These yielding driving and cushioning means are not only very simple, strong and durable in construction, but they can also be produced at low cost and are capable of being readily assembled and dismembered whenever this is necessary or desirable for inspection, adjustment, or repairing of the apparatus of which they form a part.
I claim as my invention:
1. The combination of a cylindrical drum, a driving ring surrounding said drum, and yielding means for transmitting motion from said ring to said drum and guiding the same circumferentially one relative to the other including a wearing plate mounted on the periphery of said drum, a driving lug arranged between said ring and drum and moving with said ring and slidingly engaging said wear plate, driven lugs mounted on said drum on circumferentially opposite sides of said driving lug, springs interposed between opposite sides of said driving lug and the opposing sides of said driven lugs, and guiding and retaining plates turning with said ring and slidingly engaging opposite edges of said wear plate and provided on the inner sides with pockets which receive opposite sides of said springs.
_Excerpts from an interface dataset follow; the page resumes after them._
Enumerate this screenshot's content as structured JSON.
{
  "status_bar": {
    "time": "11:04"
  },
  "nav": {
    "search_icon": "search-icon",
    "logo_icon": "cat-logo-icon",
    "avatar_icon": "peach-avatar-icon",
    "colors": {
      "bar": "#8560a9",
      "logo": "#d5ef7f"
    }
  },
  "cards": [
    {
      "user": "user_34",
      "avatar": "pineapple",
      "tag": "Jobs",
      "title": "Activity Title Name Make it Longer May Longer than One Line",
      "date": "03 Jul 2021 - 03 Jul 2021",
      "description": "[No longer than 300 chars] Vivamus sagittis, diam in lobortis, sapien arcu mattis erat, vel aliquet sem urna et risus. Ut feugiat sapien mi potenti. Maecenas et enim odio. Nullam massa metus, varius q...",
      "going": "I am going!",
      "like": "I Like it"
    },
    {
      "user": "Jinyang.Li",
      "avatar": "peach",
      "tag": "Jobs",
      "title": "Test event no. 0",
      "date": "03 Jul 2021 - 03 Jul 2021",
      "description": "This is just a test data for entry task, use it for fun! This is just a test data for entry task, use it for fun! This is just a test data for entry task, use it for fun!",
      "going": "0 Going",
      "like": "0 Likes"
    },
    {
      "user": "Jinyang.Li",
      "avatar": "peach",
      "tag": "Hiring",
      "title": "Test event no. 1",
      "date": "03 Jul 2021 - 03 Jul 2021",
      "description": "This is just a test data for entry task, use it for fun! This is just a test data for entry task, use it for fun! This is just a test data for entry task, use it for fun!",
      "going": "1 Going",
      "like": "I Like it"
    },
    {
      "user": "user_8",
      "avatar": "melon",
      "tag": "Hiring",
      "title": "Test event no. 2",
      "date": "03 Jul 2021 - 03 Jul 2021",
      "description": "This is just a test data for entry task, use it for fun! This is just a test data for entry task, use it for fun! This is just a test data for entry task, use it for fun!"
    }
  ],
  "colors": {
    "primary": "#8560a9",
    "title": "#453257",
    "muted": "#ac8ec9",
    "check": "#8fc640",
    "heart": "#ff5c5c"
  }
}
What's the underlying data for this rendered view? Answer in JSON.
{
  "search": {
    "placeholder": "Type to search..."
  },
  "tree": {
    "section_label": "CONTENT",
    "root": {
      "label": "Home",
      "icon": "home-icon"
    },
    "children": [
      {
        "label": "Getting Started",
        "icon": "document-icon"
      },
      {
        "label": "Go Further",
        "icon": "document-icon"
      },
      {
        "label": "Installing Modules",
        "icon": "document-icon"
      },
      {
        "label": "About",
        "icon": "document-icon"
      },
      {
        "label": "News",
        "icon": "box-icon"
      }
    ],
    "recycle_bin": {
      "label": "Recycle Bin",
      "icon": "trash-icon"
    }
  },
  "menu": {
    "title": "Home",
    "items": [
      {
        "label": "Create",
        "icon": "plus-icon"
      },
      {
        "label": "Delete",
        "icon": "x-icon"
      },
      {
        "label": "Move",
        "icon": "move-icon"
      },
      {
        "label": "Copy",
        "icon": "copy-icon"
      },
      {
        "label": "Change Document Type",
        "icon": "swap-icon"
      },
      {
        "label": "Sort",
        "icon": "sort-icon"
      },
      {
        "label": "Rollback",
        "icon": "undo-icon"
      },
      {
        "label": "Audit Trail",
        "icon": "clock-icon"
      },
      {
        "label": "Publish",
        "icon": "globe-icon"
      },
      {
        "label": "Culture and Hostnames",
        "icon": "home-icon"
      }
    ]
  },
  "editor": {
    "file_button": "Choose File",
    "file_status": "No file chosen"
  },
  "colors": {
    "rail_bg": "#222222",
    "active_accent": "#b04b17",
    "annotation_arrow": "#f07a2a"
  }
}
2. The combination of a cylindrical drum, a driving ring surrounding said drum, and yielding means for transmitting motion from said ring to said drum and guiding the same circumferentially one relative to the other including a wearing plate mounted on the periphery of said drum, a driving lug arranged between said ring and drum and moving with said ring and slidingly engaging said wear plate, driven lugs mounted on said drum on circumferentially opposite sides of said driving lug, springs interposed between opposite sides of said driving lug and the opposing sides of said driven lugs, and guiding and retaining plates turning with said ring and slidingly engaging opposite edges of said wear plate and provided on the inner sides with pockets which receive opposite sides of said springs, said driving lug being made separate from said ring, one of said guide plates being formed integrally with one side of said driving lug and detachably connected with the corre sponding side of said ring and the other guide plate being made separate from said ring and driving lug and detachably connected with the opposite side of said ring and driving lug.
HARLAN W. HOW.